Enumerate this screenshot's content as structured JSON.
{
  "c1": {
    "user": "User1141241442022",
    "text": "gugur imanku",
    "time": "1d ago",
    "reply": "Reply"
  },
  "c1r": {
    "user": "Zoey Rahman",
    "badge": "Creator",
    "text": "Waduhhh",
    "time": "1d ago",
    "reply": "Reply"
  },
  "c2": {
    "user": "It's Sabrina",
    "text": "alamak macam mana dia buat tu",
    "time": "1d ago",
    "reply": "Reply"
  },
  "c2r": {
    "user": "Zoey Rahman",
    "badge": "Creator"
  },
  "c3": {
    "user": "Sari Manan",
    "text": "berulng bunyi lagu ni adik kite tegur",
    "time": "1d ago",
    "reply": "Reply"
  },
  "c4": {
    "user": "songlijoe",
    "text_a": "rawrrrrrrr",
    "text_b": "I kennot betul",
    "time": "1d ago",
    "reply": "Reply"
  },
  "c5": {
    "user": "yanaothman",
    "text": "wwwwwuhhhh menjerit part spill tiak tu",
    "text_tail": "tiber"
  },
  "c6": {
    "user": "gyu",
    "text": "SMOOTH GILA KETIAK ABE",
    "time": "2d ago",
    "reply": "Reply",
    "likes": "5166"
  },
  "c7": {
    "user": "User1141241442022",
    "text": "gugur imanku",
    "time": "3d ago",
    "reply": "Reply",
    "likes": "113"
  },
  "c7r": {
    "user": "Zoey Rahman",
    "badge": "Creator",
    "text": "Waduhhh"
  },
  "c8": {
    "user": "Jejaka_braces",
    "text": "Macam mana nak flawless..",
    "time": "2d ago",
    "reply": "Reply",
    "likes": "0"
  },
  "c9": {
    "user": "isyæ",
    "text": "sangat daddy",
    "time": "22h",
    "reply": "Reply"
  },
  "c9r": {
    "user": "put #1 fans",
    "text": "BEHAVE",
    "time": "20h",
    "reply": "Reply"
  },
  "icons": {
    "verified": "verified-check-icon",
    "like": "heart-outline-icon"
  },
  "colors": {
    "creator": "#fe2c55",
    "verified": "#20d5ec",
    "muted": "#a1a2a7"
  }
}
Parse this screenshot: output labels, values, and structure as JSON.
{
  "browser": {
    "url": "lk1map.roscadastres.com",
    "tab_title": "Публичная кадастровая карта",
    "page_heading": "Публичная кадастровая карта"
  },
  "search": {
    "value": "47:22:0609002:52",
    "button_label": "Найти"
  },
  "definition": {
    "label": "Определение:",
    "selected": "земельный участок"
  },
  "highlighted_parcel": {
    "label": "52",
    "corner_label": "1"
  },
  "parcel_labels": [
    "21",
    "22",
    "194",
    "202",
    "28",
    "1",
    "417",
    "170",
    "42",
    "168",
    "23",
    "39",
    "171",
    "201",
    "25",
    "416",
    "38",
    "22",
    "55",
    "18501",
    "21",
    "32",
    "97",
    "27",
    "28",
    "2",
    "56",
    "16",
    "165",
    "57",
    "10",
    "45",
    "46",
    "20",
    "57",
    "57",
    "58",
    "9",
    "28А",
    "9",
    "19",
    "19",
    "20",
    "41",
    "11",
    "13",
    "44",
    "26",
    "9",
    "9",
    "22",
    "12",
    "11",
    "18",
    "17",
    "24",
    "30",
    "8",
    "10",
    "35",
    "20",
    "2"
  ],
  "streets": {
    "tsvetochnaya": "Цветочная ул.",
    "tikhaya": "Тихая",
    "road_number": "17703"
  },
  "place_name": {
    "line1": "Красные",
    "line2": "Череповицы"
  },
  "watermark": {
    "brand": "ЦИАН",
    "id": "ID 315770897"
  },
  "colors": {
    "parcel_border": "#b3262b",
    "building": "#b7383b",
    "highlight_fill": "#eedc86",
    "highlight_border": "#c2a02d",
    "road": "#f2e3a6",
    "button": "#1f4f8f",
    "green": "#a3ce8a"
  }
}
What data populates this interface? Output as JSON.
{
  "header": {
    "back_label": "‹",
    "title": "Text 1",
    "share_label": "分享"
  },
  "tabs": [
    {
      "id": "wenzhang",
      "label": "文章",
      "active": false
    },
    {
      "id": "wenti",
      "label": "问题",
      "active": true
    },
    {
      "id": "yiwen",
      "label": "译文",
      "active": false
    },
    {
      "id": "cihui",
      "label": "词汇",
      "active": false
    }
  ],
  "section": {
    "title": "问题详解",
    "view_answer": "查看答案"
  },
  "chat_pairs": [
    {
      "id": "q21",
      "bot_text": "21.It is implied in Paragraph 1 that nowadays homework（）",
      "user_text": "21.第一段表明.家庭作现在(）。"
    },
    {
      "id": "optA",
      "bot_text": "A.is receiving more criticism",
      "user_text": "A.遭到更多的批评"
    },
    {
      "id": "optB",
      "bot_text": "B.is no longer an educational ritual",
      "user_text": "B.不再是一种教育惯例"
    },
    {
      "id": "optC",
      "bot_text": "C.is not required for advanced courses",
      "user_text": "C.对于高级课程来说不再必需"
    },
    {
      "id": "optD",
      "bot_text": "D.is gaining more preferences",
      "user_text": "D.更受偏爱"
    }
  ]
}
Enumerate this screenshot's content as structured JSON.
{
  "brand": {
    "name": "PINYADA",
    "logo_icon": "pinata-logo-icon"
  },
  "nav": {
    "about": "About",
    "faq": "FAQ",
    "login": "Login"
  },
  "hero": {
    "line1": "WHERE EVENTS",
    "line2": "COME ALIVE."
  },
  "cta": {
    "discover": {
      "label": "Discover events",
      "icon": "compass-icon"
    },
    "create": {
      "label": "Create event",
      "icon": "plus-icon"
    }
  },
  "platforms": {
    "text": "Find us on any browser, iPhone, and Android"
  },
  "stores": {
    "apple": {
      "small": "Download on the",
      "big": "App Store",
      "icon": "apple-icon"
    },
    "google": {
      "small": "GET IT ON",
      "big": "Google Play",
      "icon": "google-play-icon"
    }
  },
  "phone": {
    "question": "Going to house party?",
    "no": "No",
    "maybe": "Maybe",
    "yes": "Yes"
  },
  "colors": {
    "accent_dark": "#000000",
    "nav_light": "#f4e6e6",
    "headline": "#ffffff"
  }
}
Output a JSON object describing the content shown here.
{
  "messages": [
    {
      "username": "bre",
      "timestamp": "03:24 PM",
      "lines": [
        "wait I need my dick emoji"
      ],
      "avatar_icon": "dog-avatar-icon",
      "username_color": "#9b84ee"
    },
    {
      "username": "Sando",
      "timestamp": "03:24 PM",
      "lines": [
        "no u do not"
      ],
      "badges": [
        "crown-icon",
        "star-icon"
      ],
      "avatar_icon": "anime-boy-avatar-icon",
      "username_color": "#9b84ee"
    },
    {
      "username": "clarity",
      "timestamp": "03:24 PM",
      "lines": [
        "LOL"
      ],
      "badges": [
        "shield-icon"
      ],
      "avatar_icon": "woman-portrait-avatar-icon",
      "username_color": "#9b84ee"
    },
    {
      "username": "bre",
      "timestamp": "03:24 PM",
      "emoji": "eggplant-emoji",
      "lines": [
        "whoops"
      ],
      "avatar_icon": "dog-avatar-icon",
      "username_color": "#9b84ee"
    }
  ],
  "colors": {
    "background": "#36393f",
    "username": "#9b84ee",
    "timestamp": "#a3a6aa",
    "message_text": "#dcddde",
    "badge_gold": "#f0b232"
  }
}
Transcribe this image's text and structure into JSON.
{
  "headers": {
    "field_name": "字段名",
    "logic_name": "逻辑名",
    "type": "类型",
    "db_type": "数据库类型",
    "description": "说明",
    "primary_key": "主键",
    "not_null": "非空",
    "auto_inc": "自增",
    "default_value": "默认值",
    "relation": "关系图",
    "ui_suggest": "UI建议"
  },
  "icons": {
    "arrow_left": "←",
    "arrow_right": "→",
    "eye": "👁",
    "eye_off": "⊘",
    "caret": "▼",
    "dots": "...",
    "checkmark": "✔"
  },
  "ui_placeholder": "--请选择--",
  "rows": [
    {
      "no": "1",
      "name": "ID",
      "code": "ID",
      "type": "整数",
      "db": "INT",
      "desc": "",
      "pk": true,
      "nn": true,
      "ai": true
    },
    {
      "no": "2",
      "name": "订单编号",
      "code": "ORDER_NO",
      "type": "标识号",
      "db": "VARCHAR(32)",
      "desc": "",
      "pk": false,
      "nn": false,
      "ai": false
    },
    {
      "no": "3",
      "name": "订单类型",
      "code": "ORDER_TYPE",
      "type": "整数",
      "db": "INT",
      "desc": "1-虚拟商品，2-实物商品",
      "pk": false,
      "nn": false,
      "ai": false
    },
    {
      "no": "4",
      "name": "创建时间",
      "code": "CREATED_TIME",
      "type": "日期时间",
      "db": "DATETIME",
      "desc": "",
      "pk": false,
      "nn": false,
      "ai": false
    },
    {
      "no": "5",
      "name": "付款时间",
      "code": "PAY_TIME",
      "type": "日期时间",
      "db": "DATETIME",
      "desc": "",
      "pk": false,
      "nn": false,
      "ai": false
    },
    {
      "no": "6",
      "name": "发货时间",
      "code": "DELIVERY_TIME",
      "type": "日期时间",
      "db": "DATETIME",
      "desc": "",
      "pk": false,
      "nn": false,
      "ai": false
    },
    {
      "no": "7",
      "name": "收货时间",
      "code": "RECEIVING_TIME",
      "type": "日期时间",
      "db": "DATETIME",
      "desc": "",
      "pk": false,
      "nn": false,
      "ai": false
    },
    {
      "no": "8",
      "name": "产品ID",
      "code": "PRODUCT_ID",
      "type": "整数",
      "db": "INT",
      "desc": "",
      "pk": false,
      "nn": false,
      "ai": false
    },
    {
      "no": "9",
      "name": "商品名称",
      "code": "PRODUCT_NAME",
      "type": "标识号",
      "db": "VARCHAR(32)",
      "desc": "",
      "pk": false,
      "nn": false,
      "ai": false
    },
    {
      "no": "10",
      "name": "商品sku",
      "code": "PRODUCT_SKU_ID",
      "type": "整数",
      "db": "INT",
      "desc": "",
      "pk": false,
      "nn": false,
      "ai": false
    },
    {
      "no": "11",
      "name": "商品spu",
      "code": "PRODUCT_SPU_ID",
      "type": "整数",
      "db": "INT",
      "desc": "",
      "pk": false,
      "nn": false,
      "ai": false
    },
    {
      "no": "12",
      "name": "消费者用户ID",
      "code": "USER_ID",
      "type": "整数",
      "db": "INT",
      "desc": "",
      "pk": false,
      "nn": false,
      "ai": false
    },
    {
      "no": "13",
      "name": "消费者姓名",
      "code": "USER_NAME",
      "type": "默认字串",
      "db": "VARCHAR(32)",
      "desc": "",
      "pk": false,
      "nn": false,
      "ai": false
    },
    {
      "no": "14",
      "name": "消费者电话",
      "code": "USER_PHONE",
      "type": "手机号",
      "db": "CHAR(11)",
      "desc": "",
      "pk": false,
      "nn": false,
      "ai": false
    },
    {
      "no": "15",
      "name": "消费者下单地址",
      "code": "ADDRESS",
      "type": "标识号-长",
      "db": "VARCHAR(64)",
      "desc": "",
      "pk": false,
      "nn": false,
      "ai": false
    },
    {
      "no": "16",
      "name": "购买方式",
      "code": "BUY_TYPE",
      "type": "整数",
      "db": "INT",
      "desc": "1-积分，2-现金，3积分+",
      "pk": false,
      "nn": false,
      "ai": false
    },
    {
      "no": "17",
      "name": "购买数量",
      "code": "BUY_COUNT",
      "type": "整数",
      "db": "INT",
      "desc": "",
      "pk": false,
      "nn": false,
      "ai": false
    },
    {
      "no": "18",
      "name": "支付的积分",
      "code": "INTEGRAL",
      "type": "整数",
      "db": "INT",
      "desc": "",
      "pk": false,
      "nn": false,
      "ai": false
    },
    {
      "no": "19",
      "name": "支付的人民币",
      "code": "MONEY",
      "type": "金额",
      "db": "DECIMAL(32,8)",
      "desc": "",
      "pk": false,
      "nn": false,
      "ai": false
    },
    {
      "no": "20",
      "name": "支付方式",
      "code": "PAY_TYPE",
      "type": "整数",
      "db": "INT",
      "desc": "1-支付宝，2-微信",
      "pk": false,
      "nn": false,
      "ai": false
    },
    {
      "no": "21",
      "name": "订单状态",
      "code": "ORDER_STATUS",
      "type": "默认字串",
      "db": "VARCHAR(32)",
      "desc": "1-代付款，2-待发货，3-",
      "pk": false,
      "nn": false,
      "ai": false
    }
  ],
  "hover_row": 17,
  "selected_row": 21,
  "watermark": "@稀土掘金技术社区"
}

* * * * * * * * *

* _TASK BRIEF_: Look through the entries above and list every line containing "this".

* _RESPONSE TO THE EXERCISE_:
Enumerate this screenshot's content as structured JSON.
Parse this screenshot: output labels, values, and structure as JSON.
What data populates this interface? Output as JSON.
Enumerate this screenshot's content as structured JSON.
Transcribe this image's text and structure into JSON.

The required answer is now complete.